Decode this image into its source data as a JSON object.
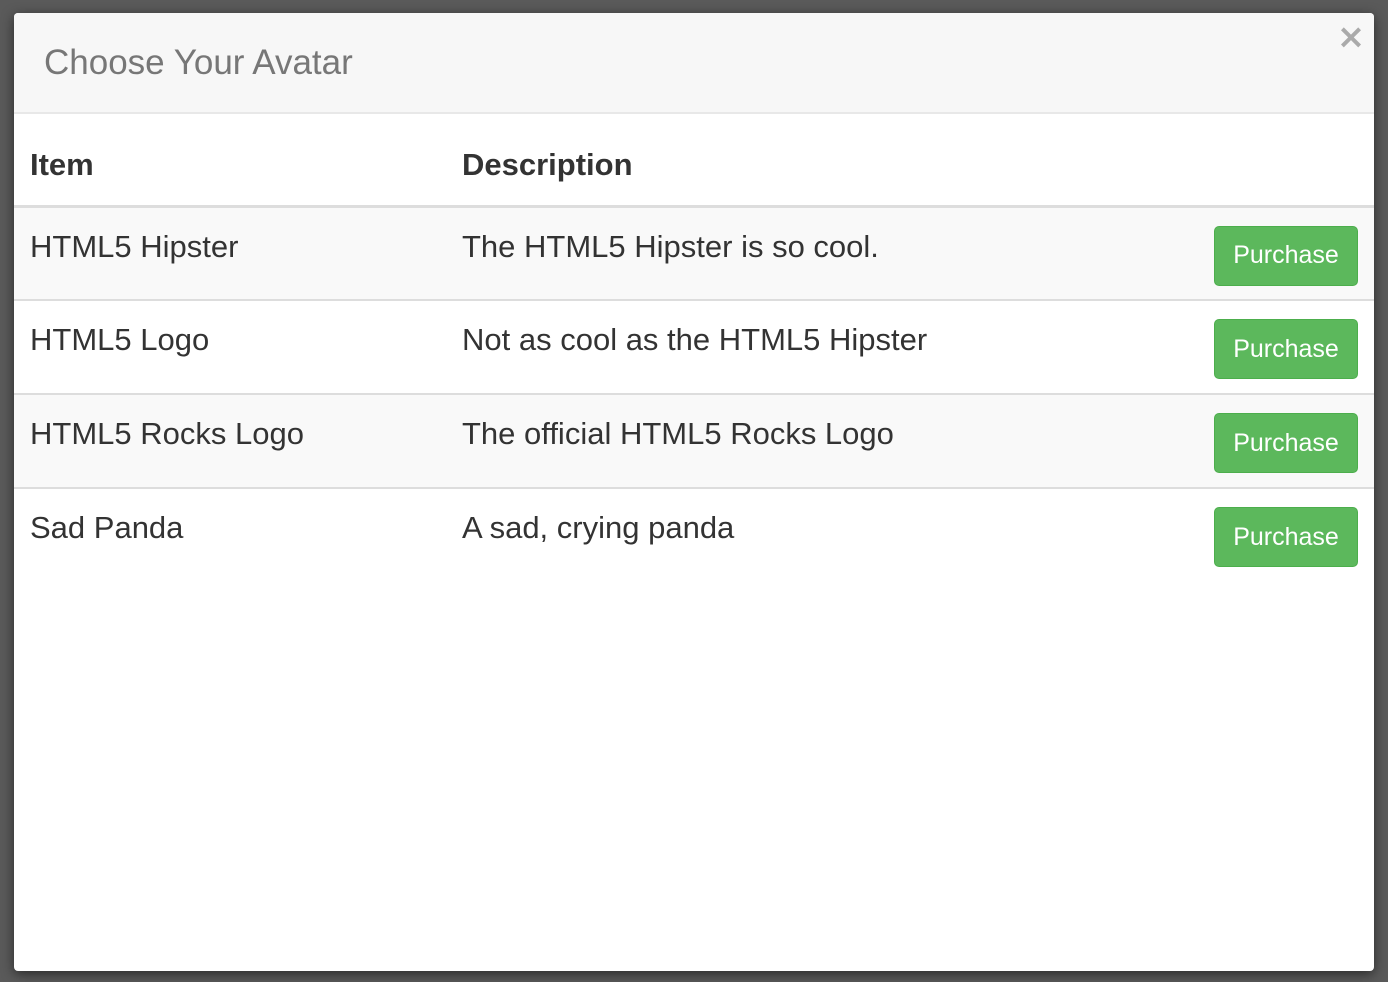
{
  "modal": {
    "title": "Choose Your Avatar",
    "close_glyph": "×",
    "close_icon": "close-icon"
  },
  "table": {
    "headers": [
      "Item",
      "Description",
      ""
    ],
    "rows": [
      {
        "item": "HTML5 Hipster",
        "description": "The HTML5 Hipster is so cool.",
        "action": "Purchase"
      },
      {
        "item": "HTML5 Logo",
        "description": "Not as cool as the HTML5 Hipster",
        "action": "Purchase"
      },
      {
        "item": "HTML5 Rocks Logo",
        "description": "The official HTML5 Rocks Logo",
        "action": "Purchase"
      },
      {
        "item": "Sad Panda",
        "description": "A sad, crying panda",
        "action": "Purchase"
      }
    ]
  },
  "colors": {
    "backdrop": "#5a5a5a",
    "header_bg": "#f7f7f7",
    "stripe": "#f9f9f9",
    "button": "#5cb85c",
    "text": "#333333",
    "title": "#777777"
  }
}
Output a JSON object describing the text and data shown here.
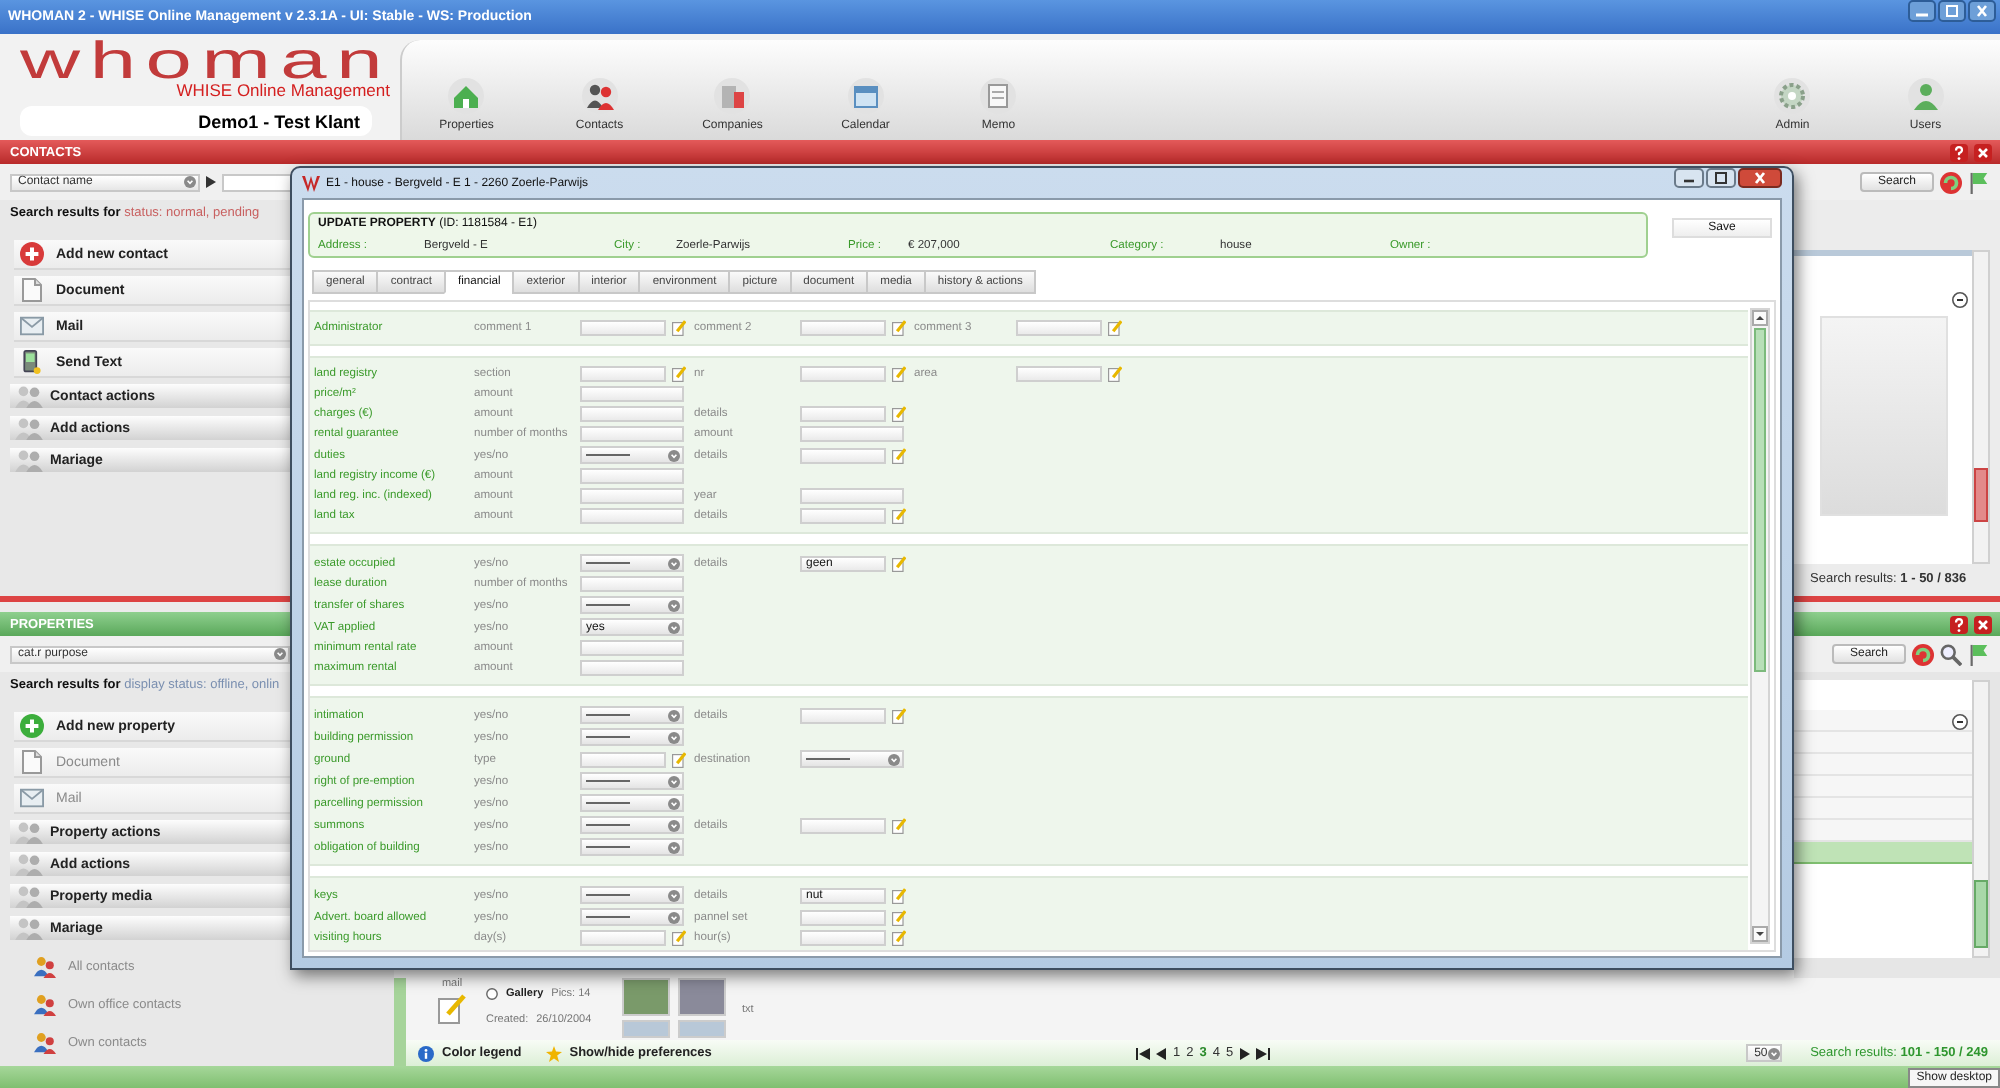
{
  "window": {
    "title": "WHOMAN 2 - WHISE Online Management v 2.3.1A - UI: Stable - WS: Production"
  },
  "header": {
    "logo": "whoman",
    "product": "WHISE Online Management",
    "account": "Demo1 - Test Klant",
    "nav": [
      {
        "label": "Properties"
      },
      {
        "label": "Contacts"
      },
      {
        "label": "Companies"
      },
      {
        "label": "Calendar"
      },
      {
        "label": "Memo"
      }
    ],
    "admin_nav": [
      {
        "label": "Admin"
      },
      {
        "label": "Users"
      }
    ]
  },
  "contacts": {
    "title": "CONTACTS",
    "filter": {
      "value": "Contact name"
    },
    "search_button": "Search",
    "search_label": "Search results for",
    "search_criteria": "status: normal, pending",
    "actions": [
      {
        "kind": "add",
        "label": "Add new contact",
        "color": "#d83a3a",
        "disabled": false
      },
      {
        "kind": "document",
        "label": "Document",
        "disabled": false
      },
      {
        "kind": "mail",
        "label": "Mail",
        "disabled": false
      },
      {
        "kind": "text",
        "label": "Send Text",
        "disabled": false
      },
      {
        "kind": "group",
        "label": "Contact actions",
        "disabled": false
      },
      {
        "kind": "group",
        "label": "Add actions",
        "disabled": false
      },
      {
        "kind": "group",
        "label": "Mariage",
        "disabled": false
      }
    ],
    "results": "Search results: **1 - 50 / 836**"
  },
  "properties": {
    "title": "PROPERTIES",
    "filter": {
      "value": "cat.r purpose"
    },
    "search_button": "Search",
    "search_label": "Search results for",
    "search_criteria": "display status: offline, onlin",
    "actions": [
      {
        "kind": "add",
        "label": "Add new property",
        "color": "#3cae3c",
        "disabled": false
      },
      {
        "kind": "document",
        "label": "Document",
        "disabled": true
      },
      {
        "kind": "mail",
        "label": "Mail",
        "disabled": true
      },
      {
        "kind": "group",
        "label": "Property actions",
        "disabled": false
      },
      {
        "kind": "group",
        "label": "Add actions",
        "disabled": false
      },
      {
        "kind": "group",
        "label": "Property media",
        "disabled": false
      },
      {
        "kind": "group",
        "label": "Mariage",
        "disabled": false
      }
    ],
    "contact_filters": [
      {
        "label": "All contacts"
      },
      {
        "label": "Own office contacts"
      },
      {
        "label": "Own contacts"
      }
    ],
    "list_rows": [
      {
        "selected": false
      },
      {
        "selected": false
      },
      {
        "selected": false
      },
      {
        "selected": false
      },
      {
        "selected": false
      },
      {
        "selected": false
      },
      {
        "selected": true
      }
    ],
    "listing": {
      "column_1": "mail",
      "gallery": "Gallery",
      "pics": "Pics: 14",
      "created_label": "Created:",
      "created": "26/10/2004",
      "column_2": "txt"
    },
    "footer": {
      "color_legend": "Color legend",
      "preferences": "Show/hide preferences",
      "pages": [
        {
          "label": "1",
          "selected": false
        },
        {
          "label": "2",
          "selected": false
        },
        {
          "label": "3",
          "selected": true
        },
        {
          "label": "4",
          "selected": false
        },
        {
          "label": "5",
          "selected": false
        }
      ],
      "page_size": "50",
      "results": "Search results: **101 - 150 / 249**"
    }
  },
  "dialog": {
    "title": "E1 - house - Bergveld - E 1 - 2260 Zoerle-Parwijs",
    "heading": "**UPDATE PROPERTY** (ID: 1181584 - E1)",
    "info": [
      {
        "label": "Address :",
        "value": "Bergveld - E"
      },
      {
        "label": "City :",
        "value": "Zoerle-Parwijs"
      },
      {
        "label": "Price :",
        "value": "€ 207,000"
      },
      {
        "label": "Category :",
        "value": "house"
      },
      {
        "label": "Owner :"
      }
    ],
    "save_button": "Save",
    "tabs": [
      {
        "label": "general",
        "selected": false
      },
      {
        "label": "contract",
        "selected": false
      },
      {
        "label": "financial",
        "selected": true
      },
      {
        "label": "exterior",
        "selected": false
      },
      {
        "label": "interior",
        "selected": false
      },
      {
        "label": "environment",
        "selected": false
      },
      {
        "label": "picture",
        "selected": false
      },
      {
        "label": "document",
        "selected": false
      },
      {
        "label": "media",
        "selected": false
      },
      {
        "label": "history & actions",
        "selected": false
      }
    ],
    "sections": [
      {
        "rows": [
          {
            "label": "Administrator",
            "fields": [
              {
                "label": "comment 1",
                "kind": "text",
                "edit": true
              },
              {
                "label": "comment 2",
                "kind": "text",
                "edit": true
              },
              {
                "label": "comment 3",
                "kind": "text",
                "edit": true
              }
            ]
          }
        ]
      },
      {
        "rows": [
          {
            "label": "land registry",
            "fields": [
              {
                "label": "section",
                "kind": "text",
                "edit": true
              },
              {
                "label": "nr",
                "kind": "text",
                "edit": true
              },
              {
                "label": "area",
                "kind": "text",
                "edit": true
              }
            ]
          },
          {
            "label": "price/m²",
            "fields": [
              {
                "label": "amount",
                "kind": "text",
                "edit": false
              }
            ]
          },
          {
            "label": "charges (€)",
            "fields": [
              {
                "label": "amount",
                "kind": "text",
                "edit": false
              },
              {
                "label": "details",
                "kind": "text",
                "edit": true
              }
            ]
          },
          {
            "label": "rental guarantee",
            "fields": [
              {
                "label": "number of months",
                "kind": "text",
                "edit": false
              },
              {
                "label": "amount",
                "kind": "text",
                "edit": false
              }
            ]
          },
          {
            "label": "duties",
            "fields": [
              {
                "label": "yes/no",
                "kind": "select",
                "edit": false
              },
              {
                "label": "details",
                "kind": "text",
                "edit": true
              }
            ]
          },
          {
            "label": "land registry income (€)",
            "fields": [
              {
                "label": "amount",
                "kind": "text",
                "edit": false
              }
            ]
          },
          {
            "label": "land reg. inc. (indexed)",
            "fields": [
              {
                "label": "amount",
                "kind": "text",
                "edit": false
              },
              {
                "label": "year",
                "kind": "text",
                "edit": false
              }
            ]
          },
          {
            "label": "land tax",
            "fields": [
              {
                "label": "amount",
                "kind": "text",
                "edit": false
              },
              {
                "label": "details",
                "kind": "text",
                "edit": true
              }
            ]
          }
        ]
      },
      {
        "rows": [
          {
            "label": "estate occupied",
            "fields": [
              {
                "label": "yes/no",
                "kind": "select",
                "edit": false
              },
              {
                "label": "details",
                "kind": "text",
                "edit": true,
                "value": "geen"
              }
            ]
          },
          {
            "label": "lease duration",
            "fields": [
              {
                "label": "number of months",
                "kind": "text",
                "edit": false
              }
            ]
          },
          {
            "label": "transfer of shares",
            "fields": [
              {
                "label": "yes/no",
                "kind": "select",
                "edit": false
              }
            ]
          },
          {
            "label": "VAT applied",
            "fields": [
              {
                "label": "yes/no",
                "kind": "select",
                "edit": false,
                "value": "yes"
              }
            ]
          },
          {
            "label": "minimum rental rate",
            "fields": [
              {
                "label": "amount",
                "kind": "text",
                "edit": false
              }
            ]
          },
          {
            "label": "maximum rental",
            "fields": [
              {
                "label": "amount",
                "kind": "text",
                "edit": false
              }
            ]
          }
        ]
      },
      {
        "rows": [
          {
            "label": "intimation",
            "fields": [
              {
                "label": "yes/no",
                "kind": "select",
                "edit": false
              },
              {
                "label": "details",
                "kind": "text",
                "edit": true
              }
            ]
          },
          {
            "label": "building permission",
            "fields": [
              {
                "label": "yes/no",
                "kind": "select",
                "edit": false
              }
            ]
          },
          {
            "label": "ground",
            "fields": [
              {
                "label": "type",
                "kind": "text",
                "edit": true
              },
              {
                "label": "destination",
                "kind": "select",
                "edit": false
              }
            ]
          },
          {
            "label": "right of pre-emption",
            "fields": [
              {
                "label": "yes/no",
                "kind": "select",
                "edit": false
              }
            ]
          },
          {
            "label": "parcelling permission",
            "fields": [
              {
                "label": "yes/no",
                "kind": "select",
                "edit": false
              }
            ]
          },
          {
            "label": "summons",
            "fields": [
              {
                "label": "yes/no",
                "kind": "select",
                "edit": false
              },
              {
                "label": "details",
                "kind": "text",
                "edit": true
              }
            ]
          },
          {
            "label": "obligation of building",
            "fields": [
              {
                "label": "yes/no",
                "kind": "select",
                "edit": false
              }
            ]
          }
        ]
      },
      {
        "rows": [
          {
            "label": "keys",
            "fields": [
              {
                "label": "yes/no",
                "kind": "select",
                "edit": false
              },
              {
                "label": "details",
                "kind": "text",
                "edit": true,
                "value": "nut"
              }
            ]
          },
          {
            "label": "Advert. board allowed",
            "fields": [
              {
                "label": "yes/no",
                "kind": "select",
                "edit": false
              },
              {
                "label": "pannel set",
                "kind": "text",
                "edit": true
              }
            ]
          },
          {
            "label": "visiting hours",
            "fields": [
              {
                "label": "day(s)",
                "kind": "text",
                "edit": true
              },
              {
                "label": "hour(s)",
                "kind": "text",
                "edit": true
              }
            ]
          }
        ]
      }
    ]
  },
  "tooltip": "Show desktop"
}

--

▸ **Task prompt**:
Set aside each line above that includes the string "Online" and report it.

▸ **Exercise result**:
    "title": "WHOMAN 2 - WHISE Online Management v 2.3.1A - UI: Stable - WS: Production"
    "product": "WHISE Online Management",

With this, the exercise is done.